• _EXERCISE PROMPT_: Beginning with the first entry, print all the records exactly.

[Dataset records]
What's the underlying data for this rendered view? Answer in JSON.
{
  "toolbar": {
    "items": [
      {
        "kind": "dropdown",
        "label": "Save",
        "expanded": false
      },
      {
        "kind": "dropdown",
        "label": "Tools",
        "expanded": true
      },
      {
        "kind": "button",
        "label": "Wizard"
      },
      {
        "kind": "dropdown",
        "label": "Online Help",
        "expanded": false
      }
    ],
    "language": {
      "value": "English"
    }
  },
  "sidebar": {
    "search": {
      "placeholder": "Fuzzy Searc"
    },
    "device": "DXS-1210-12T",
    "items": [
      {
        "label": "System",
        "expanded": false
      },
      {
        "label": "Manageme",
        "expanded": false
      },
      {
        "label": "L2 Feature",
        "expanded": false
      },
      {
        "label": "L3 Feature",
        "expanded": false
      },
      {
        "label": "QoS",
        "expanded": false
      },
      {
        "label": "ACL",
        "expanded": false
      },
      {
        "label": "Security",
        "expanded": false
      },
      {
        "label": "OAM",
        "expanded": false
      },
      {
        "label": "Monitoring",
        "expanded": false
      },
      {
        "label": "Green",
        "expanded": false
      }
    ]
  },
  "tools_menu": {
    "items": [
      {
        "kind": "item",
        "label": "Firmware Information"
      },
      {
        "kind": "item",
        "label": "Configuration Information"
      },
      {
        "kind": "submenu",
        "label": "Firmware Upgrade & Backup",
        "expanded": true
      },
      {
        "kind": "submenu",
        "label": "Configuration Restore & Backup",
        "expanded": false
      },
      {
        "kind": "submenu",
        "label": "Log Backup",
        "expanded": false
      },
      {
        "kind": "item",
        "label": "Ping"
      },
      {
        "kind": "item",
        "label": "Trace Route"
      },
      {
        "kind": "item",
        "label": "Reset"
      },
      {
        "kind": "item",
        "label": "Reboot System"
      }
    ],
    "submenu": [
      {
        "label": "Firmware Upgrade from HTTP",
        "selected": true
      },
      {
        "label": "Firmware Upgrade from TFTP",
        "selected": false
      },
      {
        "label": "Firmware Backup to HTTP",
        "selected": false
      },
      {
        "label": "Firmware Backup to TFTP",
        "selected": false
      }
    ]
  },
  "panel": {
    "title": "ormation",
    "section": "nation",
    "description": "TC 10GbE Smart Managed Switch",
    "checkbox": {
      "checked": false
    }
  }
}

• _OUTPUT FOR THIS EXERCISE_:
What's the underlying data for this rendered view? Answer in JSON.
{
  "toolbar": {
    "items": [
      {
        "kind": "dropdown",
        "label": "Save",
        "expanded": false
      },
      {
        "kind": "dropdown",
        "label": "Tools",
        "expanded": true
      },
      {
        "kind": "button",
        "label": "Wizard"
      },
      {
        "kind": "dropdown",
        "label": "Online Help",
        "expanded": false
      }
    ],
    "language": {
      "value": "English"
    }
  },
  "sidebar": {
    "search": {
      "placeholder": "Fuzzy Searc"
    },
    "device": "DXS-1210-12T",
    "items": [
      {
        "label": "System",
        "expanded": false
      },
      {
        "label": "Manageme",
        "expanded": false
      },
      {
        "label": "L2 Feature",
        "expanded": false
      },
      {
        "label": "L3 Feature",
        "expanded": false
      },
      {
        "label": "QoS",
        "expanded": false
      },
      {
        "label": "ACL",
        "expanded": false
      },
      {
        "label": "Security",
        "expanded": false
      },
      {
        "label": "OAM",
        "expanded": false
      },
      {
        "label": "Monitoring",
        "expanded": false
      },
      {
        "label": "Green",
        "expanded": false
      }
    ]
  },
  "tools_menu": {
    "items": [
      {
        "kind": "item",
        "label": "Firmware Information"
      },
      {
        "kind": "item",
        "label": "Configuration Information"
      },
      {
        "kind": "submenu",
        "label": "Firmware Upgrade & Backup",
        "expanded": true
      },
      {
        "kind": "submenu",
        "label": "Configuration Restore & Backup",
        "expanded": false
      },
      {
        "kind": "submenu",
        "label": "Log Backup",
        "expanded": false
      },
      {
        "kind": "item",
        "label": "Ping"
      },
      {
        "kind": "item",
        "label": "Trace Route"
      },
      {
        "kind": "item",
        "label": "Reset"
      },
      {
        "kind": "item",
        "label": "Reboot System"
      }
    ],
    "submenu": [
      {
        "label": "Firmware Upgrade from HTTP",
        "selected": true
      },
      {
        "label": "Firmware Upgrade from TFTP",
        "selected": false
      },
      {
        "label": "Firmware Backup to HTTP",
        "selected": false
      },
      {
        "label": "Firmware Backup to TFTP",
        "selected": false
      }
    ]
  },
  "panel": {
    "title": "ormation",
    "section": "nation",
    "description": "TC 10GbE Smart Managed Switch",
    "checkbox": {
      "checked": false
    }
  }
}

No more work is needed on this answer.